The Ministry of Foreign Affairs condemned the drone strike Wednesday but made no mention of Rehman in their brief statement.
‘‘The Government of Pakistan has consistently maintained that the drone strikes are counter-productive, entail loss of innocent civilian lives, have human rights and humanitarian implications and violate the principles of national sovereignty, territorial integrity and international law,’’ the ministry said.
Senior civilian and military officials are known to have supported some of the attacks in the past, but many say that is no longer the case.
Pakistan has been hit by 355 such attacks since 2004, according to the New America Foundation, a US-based think tank. The figure does not include Wednesday’s strike. Up to 3,336 people have died in the strikes, according to the think tank.
Obama’s speech last Thursday was his most extensive comments to date about the secretive drone program, which has come under increased criticism for its lack of accountability.
The president cast drone strikes against Islamic militants as crucial to US counterterrorism efforts but acknowledged that they are not a ‘‘cure-all.’’ The president also said he is deeply troubled by civilians unintentionally killed in the strikes and announced more restrictive rules governing the attacks — measures that his advisers said would effectively limit drone use in the future.
White House spokesman Carney said the new standards do not mean the administration would discuss details of every counterterrorism operation.
Shahzad reported from Islamabad.

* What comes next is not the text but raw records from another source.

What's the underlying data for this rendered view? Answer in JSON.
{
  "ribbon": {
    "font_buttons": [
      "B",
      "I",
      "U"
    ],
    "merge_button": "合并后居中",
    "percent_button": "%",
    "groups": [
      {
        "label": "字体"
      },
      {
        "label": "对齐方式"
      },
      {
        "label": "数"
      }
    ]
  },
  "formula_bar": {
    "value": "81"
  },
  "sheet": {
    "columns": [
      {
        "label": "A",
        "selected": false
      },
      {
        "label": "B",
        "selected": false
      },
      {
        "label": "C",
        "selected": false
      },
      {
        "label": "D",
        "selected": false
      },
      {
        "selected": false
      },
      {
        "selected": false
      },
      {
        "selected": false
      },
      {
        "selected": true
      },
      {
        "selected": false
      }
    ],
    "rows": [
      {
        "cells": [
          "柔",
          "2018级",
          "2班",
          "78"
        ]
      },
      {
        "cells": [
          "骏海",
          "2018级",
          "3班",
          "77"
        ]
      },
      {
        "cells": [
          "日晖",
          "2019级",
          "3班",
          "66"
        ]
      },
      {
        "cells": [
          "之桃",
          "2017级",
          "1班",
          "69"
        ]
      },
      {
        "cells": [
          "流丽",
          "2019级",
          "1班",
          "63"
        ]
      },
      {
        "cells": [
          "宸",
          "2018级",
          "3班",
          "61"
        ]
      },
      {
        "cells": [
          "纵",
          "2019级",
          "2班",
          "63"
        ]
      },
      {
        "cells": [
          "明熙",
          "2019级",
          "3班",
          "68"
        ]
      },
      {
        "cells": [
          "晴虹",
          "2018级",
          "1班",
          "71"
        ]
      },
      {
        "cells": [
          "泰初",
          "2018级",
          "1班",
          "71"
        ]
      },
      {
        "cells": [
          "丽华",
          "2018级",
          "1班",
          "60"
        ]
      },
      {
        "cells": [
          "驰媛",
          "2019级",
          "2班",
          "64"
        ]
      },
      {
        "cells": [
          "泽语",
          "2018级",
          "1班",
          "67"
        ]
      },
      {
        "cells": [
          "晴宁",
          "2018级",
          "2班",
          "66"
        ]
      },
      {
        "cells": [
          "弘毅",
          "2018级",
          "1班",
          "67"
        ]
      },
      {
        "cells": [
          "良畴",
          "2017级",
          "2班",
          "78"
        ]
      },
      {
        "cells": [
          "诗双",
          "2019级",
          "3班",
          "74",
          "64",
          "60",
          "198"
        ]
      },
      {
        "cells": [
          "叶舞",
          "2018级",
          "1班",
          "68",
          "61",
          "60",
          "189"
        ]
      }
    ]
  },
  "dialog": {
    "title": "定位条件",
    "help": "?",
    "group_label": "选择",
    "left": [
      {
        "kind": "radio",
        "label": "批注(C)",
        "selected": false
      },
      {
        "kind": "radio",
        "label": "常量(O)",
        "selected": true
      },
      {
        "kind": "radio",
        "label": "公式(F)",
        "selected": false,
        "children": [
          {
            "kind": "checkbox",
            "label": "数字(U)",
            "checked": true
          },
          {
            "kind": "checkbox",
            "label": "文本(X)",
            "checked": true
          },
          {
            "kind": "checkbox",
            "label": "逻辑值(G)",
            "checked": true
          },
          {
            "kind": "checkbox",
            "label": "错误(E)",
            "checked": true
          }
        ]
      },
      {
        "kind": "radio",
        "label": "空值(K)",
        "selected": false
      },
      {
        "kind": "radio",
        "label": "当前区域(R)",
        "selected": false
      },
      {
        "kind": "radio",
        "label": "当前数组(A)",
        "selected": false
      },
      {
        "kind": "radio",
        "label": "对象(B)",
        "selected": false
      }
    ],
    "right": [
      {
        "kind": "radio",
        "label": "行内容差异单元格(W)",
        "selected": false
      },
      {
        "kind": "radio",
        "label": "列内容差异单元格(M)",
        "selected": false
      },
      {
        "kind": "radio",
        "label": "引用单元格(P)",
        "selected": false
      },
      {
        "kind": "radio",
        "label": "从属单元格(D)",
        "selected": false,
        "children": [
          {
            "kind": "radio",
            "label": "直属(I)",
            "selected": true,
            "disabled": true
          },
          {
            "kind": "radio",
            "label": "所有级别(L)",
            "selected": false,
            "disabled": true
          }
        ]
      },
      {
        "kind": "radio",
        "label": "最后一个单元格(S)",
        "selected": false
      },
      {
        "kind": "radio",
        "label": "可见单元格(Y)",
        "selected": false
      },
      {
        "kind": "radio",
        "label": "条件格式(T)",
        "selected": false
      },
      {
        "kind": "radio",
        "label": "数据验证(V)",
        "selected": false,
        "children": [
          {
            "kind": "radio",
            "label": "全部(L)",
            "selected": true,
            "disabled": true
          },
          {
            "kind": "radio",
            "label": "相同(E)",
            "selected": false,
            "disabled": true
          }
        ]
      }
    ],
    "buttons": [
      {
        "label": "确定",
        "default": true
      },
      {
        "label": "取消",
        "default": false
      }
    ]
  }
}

Associated Press reporter Rebecca Santana in Islamabad also contributed to this report.